More: [1.7] packaging problem? Both /usr/bin/ and /usr/lib/ are non-empty

Corinna Vinschen
Wed May 13 16:36:00 GMT 2009

On May 13 12:15, Christopher Faylor wrote:
> On Wed, May 13, 2009 at 10:56:58AM +0200, Corinna Vinschen wrote:
> >On May 12 23:02, Christopher Faylor wrote:
> >> I've called what we do with '/' "immutable".  An immutable mount setting
> >> needs to be overridden with an "override" option.
> >> 
> >> I've also marked all of the automatic mounts with a ",auto" to make it
> >> clear that Cygwin is creating them automatically.  I also added this
> >> to cygdrive mounts.
> >
> >fillout_mntent shouldn't do that.  "auto" and "immutable" are internal
> >flags, not valid mount options.  If fillout_mntent adds them to mnt_opts
> >they will be printed by mount(1), which is not a good idea if you use
> >the `mount -m' command to generate an /etc/fstab output.
> I thought it was nice to be able to see which files came into being
> because of a Cygwin decision and which were called for specifically.  Linux
> adds "stuff" in that field which wasn't specified on the command line.
> But, regarding, "mount -m": It looks like more mount work is required
> there since we don't want mount -m to generate mount commands that will
> fail (as in the case of root) or to force a mount of /usr/lib when it
> isn't necessary.  The ",auto" would be a nice clue about that.  We could
> just have mount ignore that option like linux's mount does with some
> options that show up in its mount output.

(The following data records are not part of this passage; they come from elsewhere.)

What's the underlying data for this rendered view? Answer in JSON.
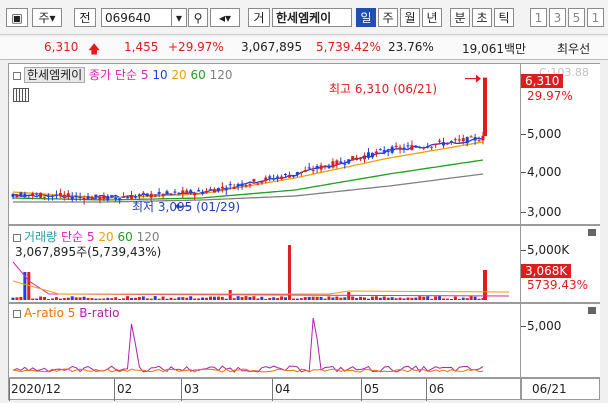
{
  "toolbar": {
    "type_label": "주",
    "currency_label": "전",
    "code": "069640",
    "name_tab": "거",
    "stock_name": "한세엠케이",
    "periods": [
      "일",
      "주",
      "월",
      "년",
      "분",
      "초",
      "틱"
    ],
    "selected_period": "일",
    "intervals": [
      "1",
      "3",
      "5",
      "1"
    ]
  },
  "quote": {
    "price": "6,310",
    "change": "1,455",
    "change_pct": "+29.97%",
    "volume": "3,067,895",
    "volume_pct": "5,739.42%",
    "turnover": "23.76%",
    "amount": "19,061백만",
    "broker": "최우선"
  },
  "price_pane": {
    "title": "한세엠케이",
    "ma_label": "종가 단순",
    "ma_periods": [
      "5",
      "10",
      "20",
      "60",
      "120"
    ],
    "ma_colors": [
      "#e020c0",
      "#2040e0",
      "#f0a000",
      "#20a020",
      "#808080"
    ],
    "high_label": "최고 6,310 (06/21)",
    "low_label": "최저 3,095 (01/29)",
    "axis_labels": [
      "5,000",
      "4,000",
      "3,000"
    ],
    "price_box": "6,310",
    "pct_box": "29.97%",
    "top_faint": "C:103.88"
  },
  "volume_pane": {
    "title": "거래량",
    "ma_label": "단순",
    "ma_periods": [
      "5",
      "20",
      "60",
      "120"
    ],
    "info": "3,067,895주(5,739,43%)",
    "axis_label": "5,000K",
    "vol_box": "3,068K",
    "pct_box": "5739.43%"
  },
  "ratio_pane": {
    "a_label": "A-ratio 5",
    "b_label": "B-ratio",
    "axis_label": "5,000"
  },
  "x_axis": {
    "labels": [
      "2020/12",
      "02",
      "03",
      "04",
      "05",
      "06"
    ],
    "current_date": "06/21"
  },
  "chart_data": {
    "type": "line",
    "x": [
      "2020/12",
      "02",
      "03",
      "04",
      "05",
      "06"
    ],
    "series": [
      {
        "name": "종가",
        "values": [
          3400,
          3300,
          3450,
          3900,
          4500,
          4800,
          6310
        ]
      },
      {
        "name": "5",
        "values": [
          3380,
          3320,
          3430,
          3880,
          4480,
          4780,
          5100
        ]
      },
      {
        "name": "20",
        "values": [
          3450,
          3300,
          3400,
          3800,
          4300,
          4700,
          4850
        ]
      },
      {
        "name": "60",
        "values": [
          3300,
          3250,
          3300,
          3500,
          3900,
          4250,
          4450
        ]
      },
      {
        "name": "120",
        "values": [
          3200,
          3200,
          3250,
          3350,
          3600,
          3900,
          4050
        ]
      }
    ],
    "high": 6310,
    "low": 3095,
    "ylim": [
      2800,
      6500
    ]
  }
}
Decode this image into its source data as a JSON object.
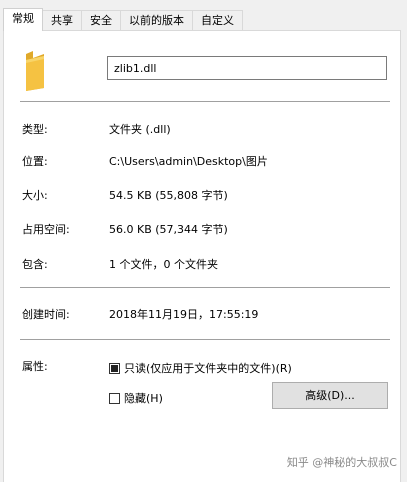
{
  "tabs": [
    {
      "label": "常规",
      "active": true
    },
    {
      "label": "共享",
      "active": false
    },
    {
      "label": "安全",
      "active": false
    },
    {
      "label": "以前的版本",
      "active": false
    },
    {
      "label": "自定义",
      "active": false
    }
  ],
  "file": {
    "name": "zlib1.dll",
    "icon": "folder-icon"
  },
  "properties": {
    "type_label": "类型:",
    "type_value": "文件夹 (.dll)",
    "location_label": "位置:",
    "location_value": "C:\\Users\\admin\\Desktop\\图片",
    "size_label": "大小:",
    "size_value": "54.5 KB (55,808 字节)",
    "size_on_disk_label": "占用空间:",
    "size_on_disk_value": "56.0 KB (57,344 字节)",
    "contains_label": "包含:",
    "contains_value": "1 个文件，0 个文件夹",
    "created_label": "创建时间:",
    "created_value": "2018年11月19日，17:55:19",
    "attributes_label": "属性:"
  },
  "attributes": {
    "readonly_label": "只读(仅应用于文件夹中的文件)(R)",
    "readonly_state": "indeterminate",
    "hidden_label": "隐藏(H)",
    "hidden_state": "unchecked",
    "advanced_button": "高级(D)..."
  },
  "watermark": "知乎 @神秘的大叔叔C",
  "colors": {
    "folder": "#f5c242",
    "folder_dark": "#e0a92a",
    "pane_bg": "#ffffff",
    "window_bg": "#f0f0f0"
  }
}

Ok, sure.  Are you going to do that?

> >> Oh, and one additional thing that I did was allow the use of -o nouser
> >> as a mount option.  Was there a reason why we disabled that for 1.7?
> >
> >Yes.  The nouser option doesn't make sense for the mount command because
> >you can't override a nouser mount point with the mount command anyway.
> >Every mount point created by mount is a user mount point.
> That is exactly what I changed.  Since linux doesn't have the concept of
> a "user" mount, it seems counterintuitive not to be able for a
> sufficiently privileged user to be able to update a "system" mount
> without needing to change /etc/fstab and restarting every Cygwin process.

But that still doesn't make sense.  The idea is that system (or nouser)
mount points are unchangeable within a session.  The mount points you
create with mount are valid inside of a session only anyway, and the
user typically should not override what the system admin has set as
unchangable by the user.


Corinna Vinschen                  Please, send mails regarding Cygwin to
Cygwin Project Co-Leader          cygwin AT cygwin DOT com
Red Hat

More information about the Cygwin-developers mailing list